• **WHAT TO WORK ON**: Copy down all of the data underneath, exactly as shown.

[Opening LISTED ENTRIES section]

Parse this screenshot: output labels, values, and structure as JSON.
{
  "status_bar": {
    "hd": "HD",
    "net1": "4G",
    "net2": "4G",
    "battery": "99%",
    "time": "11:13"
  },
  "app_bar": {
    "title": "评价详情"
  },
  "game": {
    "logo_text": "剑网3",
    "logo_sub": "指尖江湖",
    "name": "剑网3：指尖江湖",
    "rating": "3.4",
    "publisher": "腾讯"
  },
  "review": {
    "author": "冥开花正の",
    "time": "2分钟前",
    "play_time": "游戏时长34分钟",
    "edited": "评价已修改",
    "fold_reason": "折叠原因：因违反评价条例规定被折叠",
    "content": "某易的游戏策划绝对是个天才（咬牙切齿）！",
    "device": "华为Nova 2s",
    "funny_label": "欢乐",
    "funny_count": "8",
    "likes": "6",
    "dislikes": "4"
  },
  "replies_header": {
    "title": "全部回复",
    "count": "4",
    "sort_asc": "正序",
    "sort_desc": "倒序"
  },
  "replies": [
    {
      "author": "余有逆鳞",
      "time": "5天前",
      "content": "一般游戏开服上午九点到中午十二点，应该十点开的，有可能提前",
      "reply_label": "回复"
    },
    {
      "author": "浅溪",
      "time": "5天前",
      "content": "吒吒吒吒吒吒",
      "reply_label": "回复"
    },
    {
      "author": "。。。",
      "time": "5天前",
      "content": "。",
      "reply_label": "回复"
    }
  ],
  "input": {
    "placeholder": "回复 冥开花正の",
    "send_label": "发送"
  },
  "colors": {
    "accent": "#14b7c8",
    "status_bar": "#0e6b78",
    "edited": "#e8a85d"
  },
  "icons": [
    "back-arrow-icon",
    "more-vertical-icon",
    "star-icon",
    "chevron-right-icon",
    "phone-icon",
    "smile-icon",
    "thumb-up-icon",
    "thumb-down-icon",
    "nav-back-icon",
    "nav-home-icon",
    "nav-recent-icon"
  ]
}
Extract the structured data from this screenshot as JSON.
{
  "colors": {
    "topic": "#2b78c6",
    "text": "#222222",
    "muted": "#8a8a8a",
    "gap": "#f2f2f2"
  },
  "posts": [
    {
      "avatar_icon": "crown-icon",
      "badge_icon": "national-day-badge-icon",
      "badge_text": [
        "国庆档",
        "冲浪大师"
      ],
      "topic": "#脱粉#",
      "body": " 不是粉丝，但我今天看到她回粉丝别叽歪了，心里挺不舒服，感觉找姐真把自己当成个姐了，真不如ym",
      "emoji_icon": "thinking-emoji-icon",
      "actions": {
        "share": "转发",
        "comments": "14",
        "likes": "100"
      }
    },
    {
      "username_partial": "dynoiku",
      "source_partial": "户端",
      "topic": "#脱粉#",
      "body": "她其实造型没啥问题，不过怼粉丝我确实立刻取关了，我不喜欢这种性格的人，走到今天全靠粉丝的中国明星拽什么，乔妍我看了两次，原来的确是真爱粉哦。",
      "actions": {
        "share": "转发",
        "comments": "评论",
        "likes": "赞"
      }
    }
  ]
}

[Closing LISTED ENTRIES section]

• **RESULT OF THIS EXERCISE**:
Parse this screenshot: output labels, values, and structure as JSON.
{
  "status_bar": {
    "hd": "HD",
    "net1": "4G",
    "net2": "4G",
    "battery": "99%",
    "time": "11:13"
  },
  "app_bar": {
    "title": "评价详情"
  },
  "game": {
    "logo_text": "剑网3",
    "logo_sub": "指尖江湖",
    "name": "剑网3：指尖江湖",
    "rating": "3.4",
    "publisher": "腾讯"
  },
  "review": {
    "author": "冥开花正の",
    "time": "2分钟前",
    "play_time": "游戏时长34分钟",
    "edited": "评价已修改",
    "fold_reason": "折叠原因：因违反评价条例规定被折叠",
    "content": "某易的游戏策划绝对是个天才（咬牙切齿）！",
    "device": "华为Nova 2s",
    "funny_label": "欢乐",
    "funny_count": "8",
    "likes": "6",
    "dislikes": "4"
  },
  "replies_header": {
    "title": "全部回复",
    "count": "4",
    "sort_asc": "正序",
    "sort_desc": "倒序"
  },
  "replies": [
    {
      "author": "余有逆鳞",
      "time": "5天前",
      "content": "一般游戏开服上午九点到中午十二点，应该十点开的，有可能提前",
      "reply_label": "回复"
    },
    {
      "author": "浅溪",
      "time": "5天前",
      "content": "吒吒吒吒吒吒",
      "reply_label": "回复"
    },
    {
      "author": "。。。",
      "time": "5天前",
      "content": "。",
      "reply_label": "回复"
    }
  ],
  "input": {
    "placeholder": "回复 冥开花正の",
    "send_label": "发送"
  },
  "colors": {
    "accent": "#14b7c8",
    "status_bar": "#0e6b78",
    "edited": "#e8a85d"
  },
  "icons": [
    "back-arrow-icon",
    "more-vertical-icon",
    "star-icon",
    "chevron-right-icon",
    "phone-icon",
    "smile-icon",
    "thumb-up-icon",
    "thumb-down-icon",
    "nav-back-icon",
    "nav-home-icon",
    "nav-recent-icon"
  ]
}
Extract the structured data from this screenshot as JSON.
{
  "colors": {
    "topic": "#2b78c6",
    "text": "#222222",
    "muted": "#8a8a8a",
    "gap": "#f2f2f2"
  },
  "posts": [
    {
      "avatar_icon": "crown-icon",
      "badge_icon": "national-day-badge-icon",
      "badge_text": [
        "国庆档",
        "冲浪大师"
      ],
      "topic": "#脱粉#",
      "body": " 不是粉丝，但我今天看到她回粉丝别叽歪了，心里挺不舒服，感觉找姐真把自己当成个姐了，真不如ym",
      "emoji_icon": "thinking-emoji-icon",
      "actions": {
        "share": "转发",
        "comments": "14",
        "likes": "100"
      }
    },
    {
      "username_partial": "dynoiku",
      "source_partial": "户端",
      "topic": "#脱粉#",
      "body": "她其实造型没啥问题，不过怼粉丝我确实立刻取关了，我不喜欢这种性格的人，走到今天全靠粉丝的中国明星拽什么，乔妍我看了两次，原来的确是真爱粉哦。",
      "actions": {
        "share": "转发",
        "comments": "评论",
        "likes": "赞"
      }
    }
  ]
}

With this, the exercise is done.